WTO Director-General Roberto Azevedo said the agreement between India and the US was key to get the multilateral trading system back on track and gave him a basis to intensify his consultations with other WTO members.
For 2015, he has said it is going to be a big year for the WTO with the celebration of its 20th anniversary and the holding of its 10th Ministerial Conference.
Azevedo also said that “we have real deadlines to meet”, including developing the work programme on the remaining Doha Round issues by the end of July 2015.
Looking ahead, India also wants to bring back the long-stalled Doha round on the table.
“Doha agenda will be back on tables (in 2015) and we will push for that,” Commerce Secretary Rajeev Kher said.
Biswajit Dhar, Professor, Centre for Economic Studies and Planning, Jawaharlal Nehru University also said that there are a number of pending issues under the Doha Round of talks which India would like to bring on the table next year.
“There are some substantive issues related with agriculture, services and intellectual property rights (IPR). India should also have to look at the Post-Bali work programme.
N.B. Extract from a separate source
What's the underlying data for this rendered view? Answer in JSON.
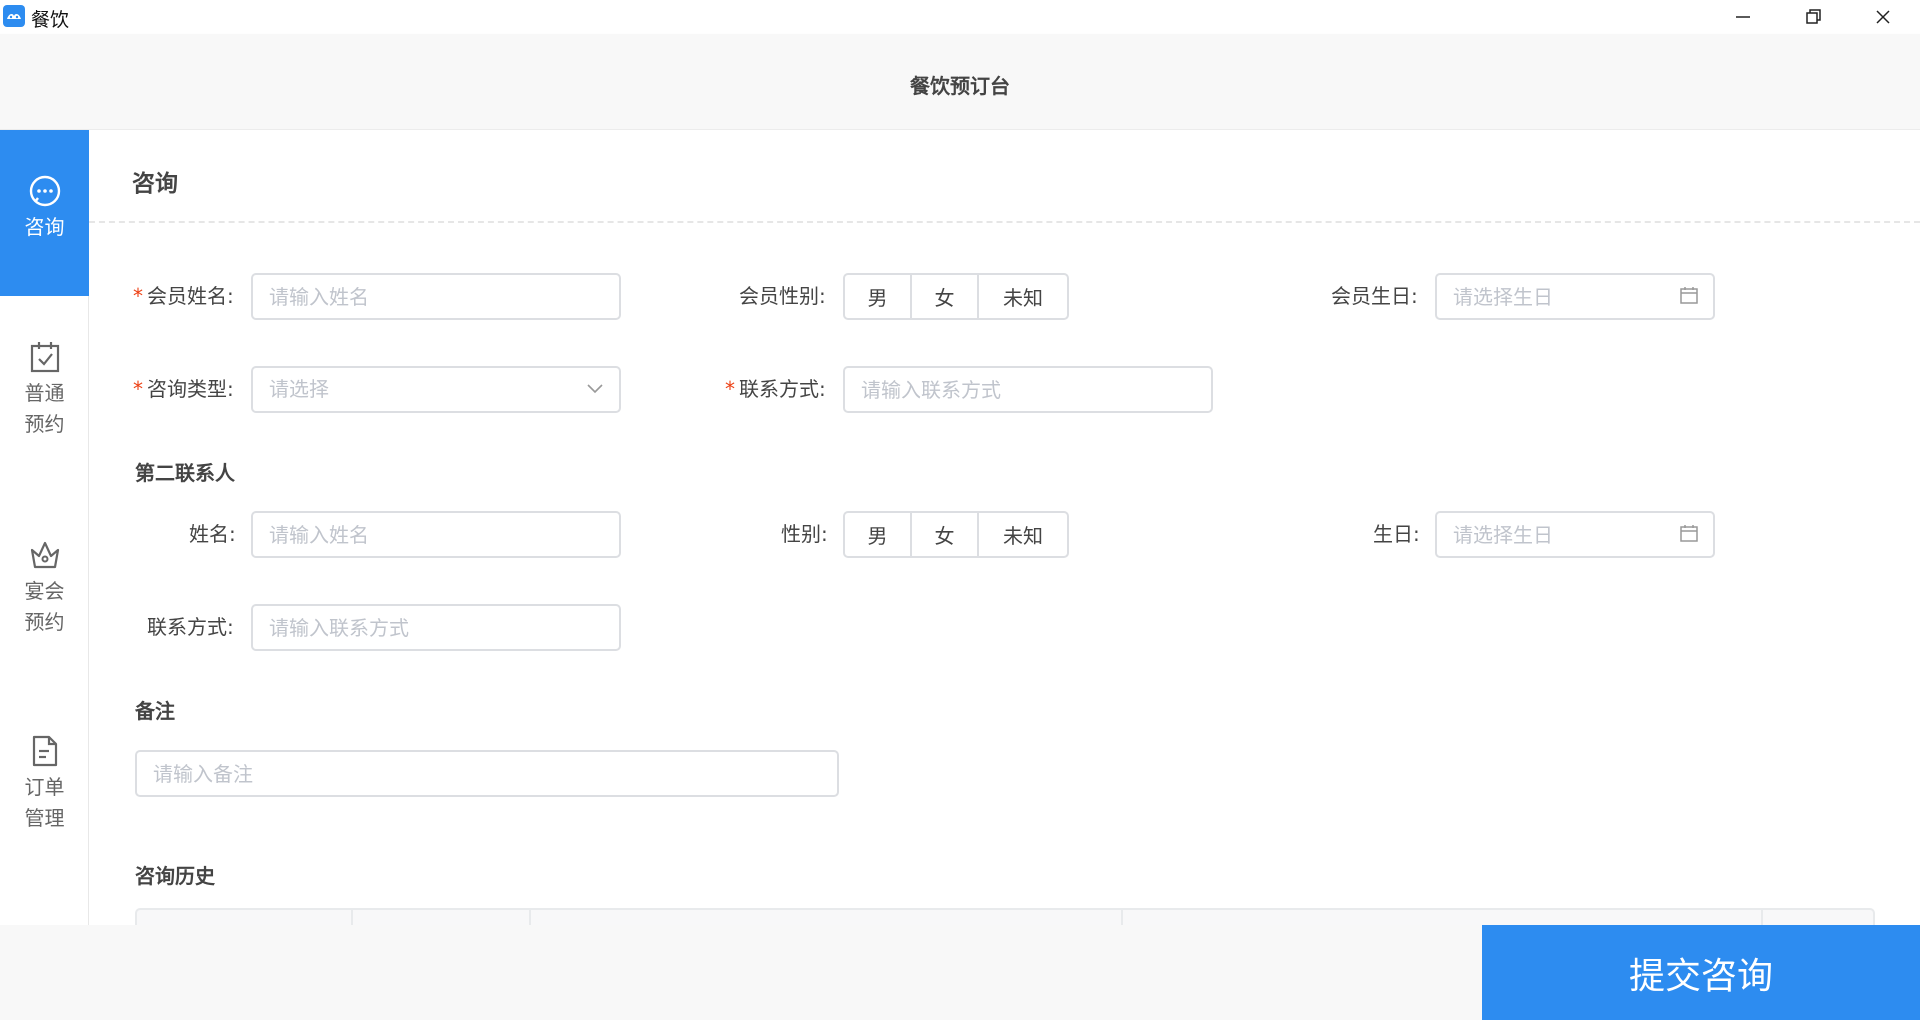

We have to see how effectively we can raise these issues,” Dhar said.
The objective of the Doha agenda is to reduce trade barriers across the globe and facilitate trade. The main pending issues include agriculture (export subsidies, cotton and fishery subsidies), IPR, market access and services.
While India wants developed countries to drastically reduce agri subsidies and relax visa norms for its professionals, the rich nations are asking for significant reduction in industrial good tariffs and further strengthening of patent laws. India also wants to resolve issues of the Least Developed Countries (LDCs).
As per estimates, the US provided about USD 4 billion of support to their agricultural producers under the category of Current Total Aggregate Measurement of Support (i.e. support considered under WTO classification as trade-distorting) and USD 120 billion as Green Box support (non-trade-distorting).
Similarly, the European Union provided 9 billion euro as Current Total Aggregate Measurement of Support and about 64 billion euro as Green Box support.
There is also a proposal to eliminate tariffs on a list of environmental goods, which has not been supported by India and some other developing countries.
As part of the sectoral negotiations, the US wants developing countries, including India, to reduce their tariffs on chemicals, industrial engineering goods, and electricals and electronics, bringing them close to zero.
2014 will still remain an important year for the WTO as member nations agreed for a global trade reform deal.
The pact was dear to developed nations such as the US and Europe as they are struggling to bring back their sagging economy on the growth trajectory.
As per the pact, no country will challenge food stockpiling issue programme of developing nations, including India, at the WTO till a permanent solution is found on the matter.
Further, implementation of the TFA would also come up in 2015. “The Union cabinet would ratify the agreement first and then the pact would be implemented,” an official said.
But the real work may remain challenging for WTO in the new year as well and justify its description by Azevedo who once famously said, “At the WTO, it’s never a general surgery. It’s always a very specific, clinical, precise surgery – and you can’t miss the target. If you miss the target, you kill the patient. It’s as simple as that.”